Most beer halls and beer gardens in Munich brew their own beer and serve them up with a platter of local dishes that you can enjoy to the sounds of Bavarian folk music. Enjoy!
This beer hall specializes in Weissbier, or wheat beer, and has been an important part of Munich’s beer scene since the 19th century. The Tal site is where Georg Schneider brewed his first Schneider Weisse Original in 1872. The place is one of the most beautiful traditional beer halls in the city. If you’re looking for something a little lower key, there is a Weisses Bräuhaus in Laim as well, filled with regulars who enjoy the traditional dishes and speciality beers served here.

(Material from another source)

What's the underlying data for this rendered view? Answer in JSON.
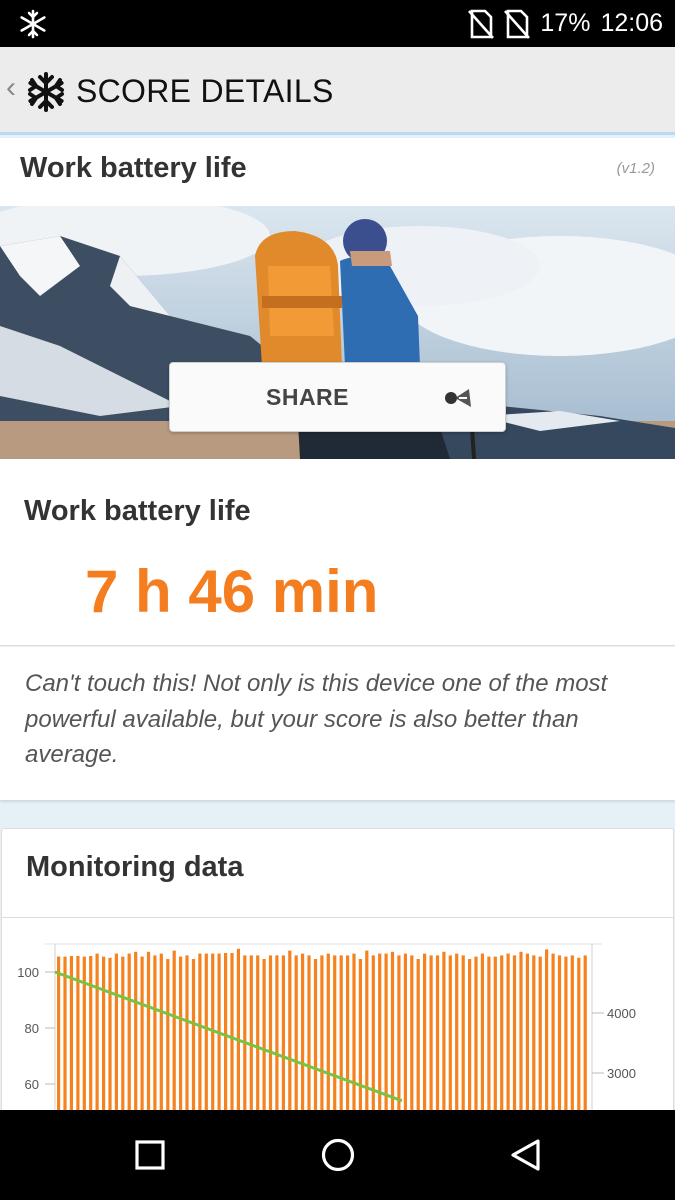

This place is one of the more touristy beer halls in Munich – and for good reason. People from all around the world visit Hofbräuhaus München because of its robust history: it was the Royal Brewery for the Kingdom of Bavaria and established in 1589. You get oompah bands, waitresses wearing dirndls, and one-litre beer steins. They also value their loyal customers, who get reserved tables known asStammtisch, and lockers for beer steins.
This beer garden provides space for up to 8000 people and is the largest in the world. They have a self-service buffet where you can dine on roast pork, salads, and of course, freshly baked pretzel to have along with your beer. They serve Augustiner on tap, served straight from wooden kegs. Hirschgarten is also one of the best for scenery: the garden is next to a deer park, so you may see some wildlife while you sip your beer under the shade of a chestnut tree.
If it’s variety you crave in Munich, then the Viktualienmarkt is a great place to spend some time. It isn’t a traditional beer garden, but what you get in exchange are plenty of food and drink options. The surrounding food market is where you grab classic Bavarian fare and take it to a tree-shaded table. This beer garden has no loyalties to any one Munich’s breweries — they rotate serving beer from all six.
If you’ve got someone to impress, you can head to the posh Seehaus just on the shore of the lake in the English Garden. They serve Paulaner and Maß Hell beer at around €8.80, making it one of more expensive beer gardens in the city. That said, its convenience is hard to dispute if you working out in the park or taking a break from exploring the English Garden. Refuel with a beer and some of their tasty roasted pork knuckle.
If you’re heading to Munich in the summer, you should definitely make an effort to enjoy Germany’s greatest institutions: beer halls, beer gardens, and beer in general!
This post is part of the #HipmunkCityLove series – check them out if you’re looking for a cheap hotel in Munich!
Photos by Sarah Rose and Ray Debarshi via Flickr